    Reply
  • fwiw...intel uses its own premium binned 25nm sych...that why 4k read were so good.
    Reply
  • JackNaylorPE
    With a final page heading "Performance Is Defined By Flash" I would have like to see that difference looked at more closely. For example, the Mushkin Chronos Deluxe uses premium 3Xnm Toshiba Toggle Mode Flash (as does Patriot Wildfire, Vertex 3 Max IOPS and OWC Mercury Extreme Pro) and I would love to see for example how just changing the Flashin in an SSD from the same manufacturer and line (i.e Chronos standard versus Deluxe, Vertex 3 versus Vertex 3 Max IOPS). With that info, a user can decide whether it's makes sense to invest in say the premium Toshiba stuff as compared to the "same SSD w/o the premium Flash. That was what I expected to see when I read the referenced page heading.

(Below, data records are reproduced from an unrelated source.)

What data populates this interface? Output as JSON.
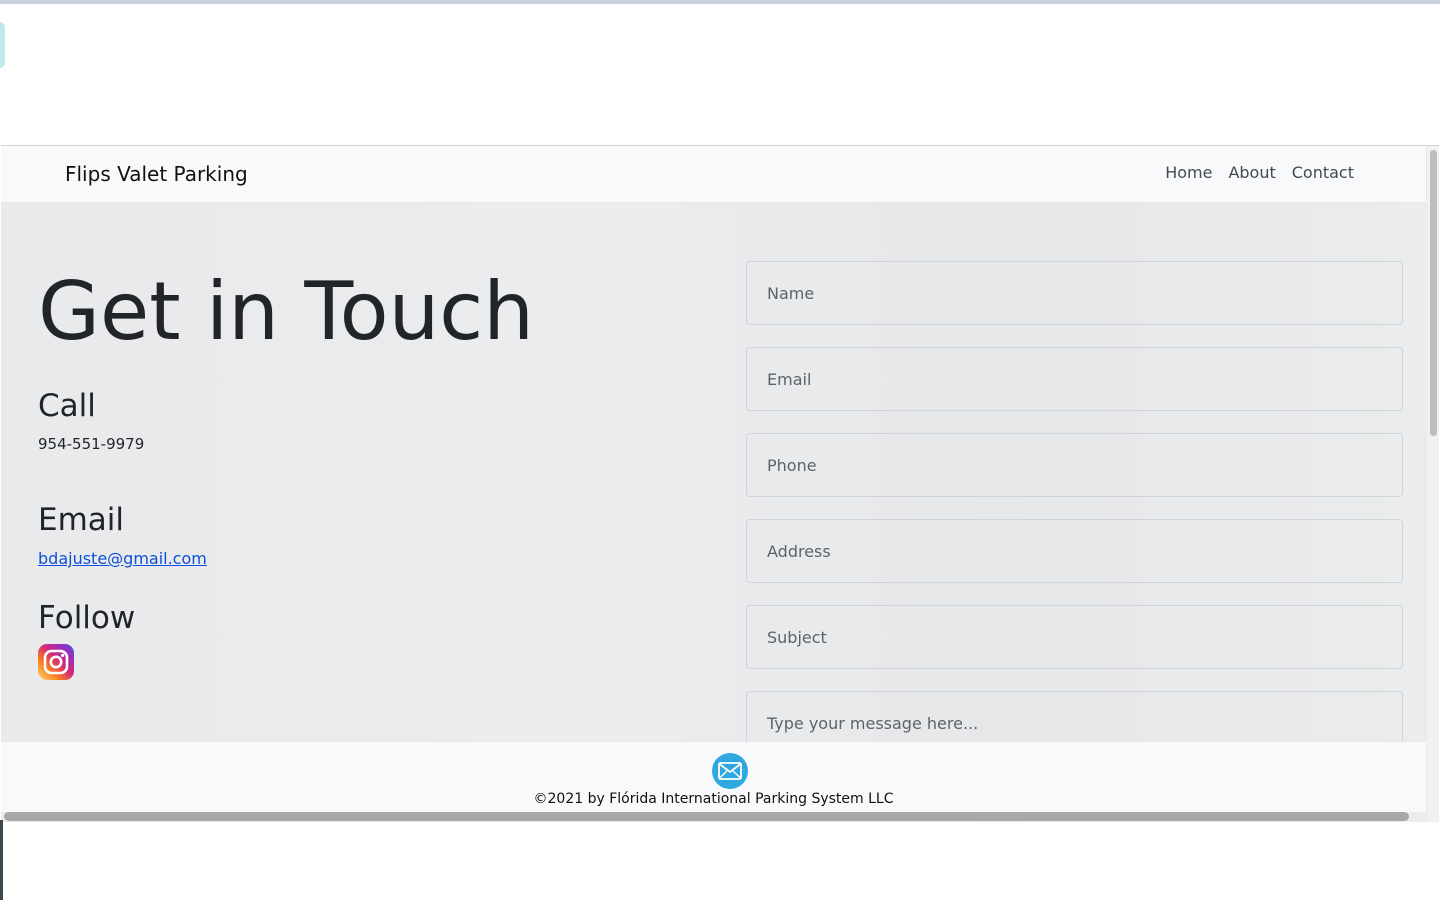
{
  "navbar": {
    "brand": "Flips Valet Parking",
    "links": [
      "Home",
      "About",
      "Contact"
    ]
  },
  "hero": {
    "title": "Get in Touch"
  },
  "contact": {
    "call_heading": "Call",
    "phone": "954-551-9979",
    "email_heading": "Email",
    "email": "bdajuste@gmail.com",
    "follow_heading": "Follow",
    "social_icon": "instagram-icon"
  },
  "form": {
    "name_placeholder": "Name",
    "email_placeholder": "Email",
    "phone_placeholder": "Phone",
    "address_placeholder": "Address",
    "subject_placeholder": "Subject",
    "message_placeholder": "Type your message here..."
  },
  "footer": {
    "icon": "mail-icon",
    "copyright": "©2021 by Flórida International Parking System LLC"
  },
  "colors": {
    "navbar_bg": "#f8f9fa",
    "page_bg": "#e9eaec",
    "link": "#0d4fd6",
    "mail_button": "#2ea8de"
  }
}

    Reply
  • jsowoc
    I'm wondering why Toms' own trace-based benchmark didn't make it into this round-up? Does it take much longer to run than the other tests? While comparing synthetics is important to determine why a certain drive behaves a certain way, trace-based benchmarks (PCMark 7 could be considered trace-based) is what makes the final purchasing decision. In this case, PCMark was the one with the most clear-cut differences, ones that would likely be mirrored in a trace-based benchmark.

    For a future SSD review/roundup could you take, for example, 10 real-life traces from 10 different editor's machines (the more variation in workload, the better), and then compare the %change in execution time vs. a reference drive?
    Reply